Two weeks after selecting three defense contractors to furnish the Army with prototypes for the NGSW, the service on Tuesday issued a sources sought notice for an NGSW Innovative Designs & Engineering Assessment (IDEA) Program to identify "new, innovative, enabling technologies" for the weapon, fire-control system, and specialized 6.8mm ammo.
"These technologies will be used for experimentation, technical evaluation, and/or assessment of operational utility focused on enhancing system performance, sustainment, and/or training," the notice reads. "This information will advise/inform future NGSW requirements and may compliment or be integrated into existing programs such as the NGSW weapons, ammunition, and fire control."
The NGSW program, initiated to a "one end-all solution" replacement for the M4 carbine and M249 SAW replacements, has incorporated numerous next-generation technologies since its inception, from facial-recognition and automatic targeting fire control tech to upgraded software and hardware for the standard-issue Picatinny rail.
But now that Army planners actually have a handful of prototypes to play with, the IDEA program fits nicely with the vision of the NGSW as the small arms equivalent of the uber-customizable iPhone, a concept that Col. Elliott Caggins, project manager for soldier weapons, described to Task & Purpose in February 2019

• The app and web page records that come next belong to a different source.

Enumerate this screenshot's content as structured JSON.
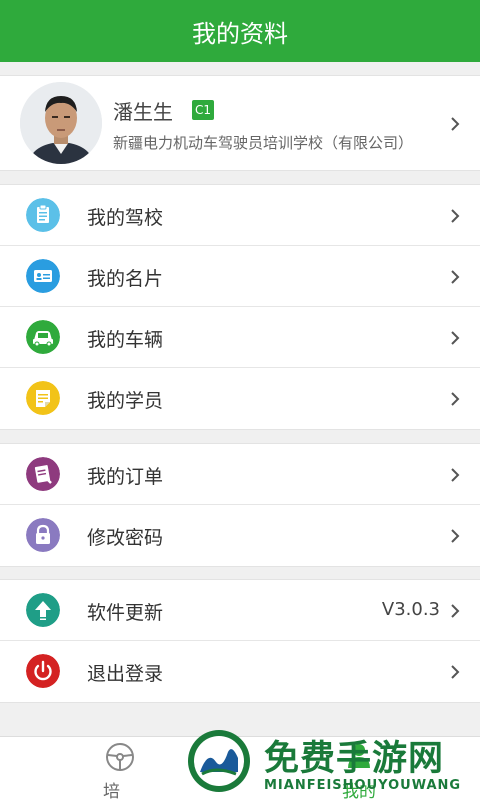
{
  "header": {
    "title": "我的资料"
  },
  "profile": {
    "name": "潘生生",
    "badge": "C1",
    "school": "新疆电力机动车驾驶员培训学校（有限公司）"
  },
  "groups": [
    {
      "items": [
        {
          "label": "我的驾校",
          "icon": "clipboard-icon",
          "color": "#5bc0e8"
        },
        {
          "label": "我的名片",
          "icon": "id-card-icon",
          "color": "#2a9de0"
        },
        {
          "label": "我的车辆",
          "icon": "car-icon",
          "color": "#2faa3c"
        },
        {
          "label": "我的学员",
          "icon": "note-icon",
          "color": "#f2c318"
        }
      ]
    },
    {
      "items": [
        {
          "label": "我的订单",
          "icon": "order-icon",
          "color": "#8e3a7e"
        },
        {
          "label": "修改密码",
          "icon": "lock-icon",
          "color": "#8a7ac0"
        }
      ]
    },
    {
      "items": [
        {
          "label": "软件更新",
          "icon": "upload-icon",
          "color": "#1f9e87",
          "value": "V3.0.3"
        },
        {
          "label": "退出登录",
          "icon": "power-icon",
          "color": "#d42222"
        }
      ]
    }
  ],
  "tabbar": {
    "tabs": [
      {
        "label": "培训",
        "icon": "steering-wheel-icon"
      },
      {
        "label": "我的",
        "icon": "person-icon"
      }
    ]
  },
  "watermark": {
    "title": "免费手游网",
    "subtitle": "MIANFEISHOUYOUWANG"
  },
  "colors": {
    "brand_green": "#2faa3c"
  }
}
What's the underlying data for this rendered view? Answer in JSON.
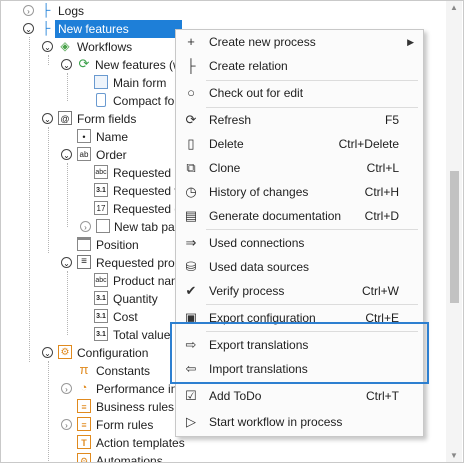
{
  "tree": {
    "logs": "Logs",
    "new_features": "New features",
    "workflows": "Workflows",
    "new_features_workflow": "New features (w",
    "main_form": "Main form",
    "compact_form": "Compact form",
    "form_fields": "Form fields",
    "name": "Name",
    "order": "Order",
    "requested_items": "Requested ite",
    "requested_value": "Requested valu",
    "requested_date": "Requested da",
    "new_tab_panel": "New tab pane",
    "position": "Position",
    "requested_products": "Requested produ",
    "product_name": "Product name",
    "quantity": "Quantity",
    "cost": "Cost",
    "total_value": "Total value",
    "configuration": "Configuration",
    "constants": "Constants",
    "performance": "Performance indi",
    "business_rules": "Business rules",
    "form_rules": "Form rules",
    "action_templates": "Action templates",
    "automations": "Automations"
  },
  "menu": {
    "create_process": "Create new process",
    "create_relation": "Create relation",
    "check_out": "Check out for edit",
    "refresh": "Refresh",
    "refresh_sc": "F5",
    "delete": "Delete",
    "delete_sc": "Ctrl+Delete",
    "clone": "Clone",
    "clone_sc": "Ctrl+L",
    "history": "History of changes",
    "history_sc": "Ctrl+H",
    "gen_doc": "Generate documentation",
    "gen_doc_sc": "Ctrl+D",
    "used_connections": "Used connections",
    "used_data_sources": "Used data sources",
    "verify": "Verify process",
    "verify_sc": "Ctrl+W",
    "export_config": "Export configuration",
    "export_config_sc": "Ctrl+E",
    "export_trans": "Export translations",
    "import_trans": "Import translations",
    "add_todo": "Add ToDo",
    "add_todo_sc": "Ctrl+T",
    "start_workflow": "Start workflow in process"
  },
  "colors": {
    "selection": "#1e7fd8",
    "highlight_border": "#2d7fd0"
  }
}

"Imagine that Steve Jobs and his engineers were trying to convert the iPod Touch to the first 3G iPhone," Caggins said at the time. "There were a thousand technologies they could have put in the first iPhone but they were looking to mature the platform before they could actually go onto the system."
"We have hundreds of capabilities we can put into this weapons system, but we want to do it by holistically creating a system that that takes advantage of everything we've done in the past," he added. "This means its capabilities will only grow, just as the iPhone's did."
According to the sources sought notice, the Army is only accepting new tech concepts for the NGSW through the end of 2019. Army modernization officials previously told Congress recently that the service aims to field the NGSW to soldiers by fall 2021.
For U.S. service members who have fought alongside the Kurds, President Donald Trump's decision to approve repositioning U.S. forces in Syria ahead of Turkey's invasion is a naked betrayal of valued allies.
"I am ashamed for the first time in my career," one unnamed special operator told Fox News Jennifer Griffin.
In a Twitter thread that went viral, Griffin wrote the soldier told her the Kurds were continuing to support the United States by guarding tens of thousands of ISIS prisoners even though Turkey had nullified an arrangement under which U.S. and Turkish troops were conducting joint patrols in northeastern Syria to allow the Kurdish People's Protection Units, or YPG, to withdraw.
"The Kurds are sticking by us," the soldier told Griffin. "No other partner I have ever dealt with would stand by us."
Defense Secretary Mark Esper has confirmed that a nightmare scenario has come to pass: Captured ISIS fighters are escaping as a result of Turkey's invasion of Kurdish-held northeast Syria.
Turkey's incursion has led to "the release of many dangerous ISIS detainees," Esper said in a statement on Monday.
Video footage of a purported "bombing of Kurd civilians" by Turkish military forces shown on ABC News appeared to be a nighttime firing of tracer rounds at a Kentucky gun range.
The U.S. military's seemingly never-ending mission supporting civil authorities along the southwestern border will last at least another year.
On Sept. 3, Defense Secretary Mark Esper approved a request from the Department of Homeland Security to provide a total of up to 5,500 troops along the border until Sept. 30, 2020, Lt. Gen. Laura Richardson, commander of U.S. Army North, said on Monday.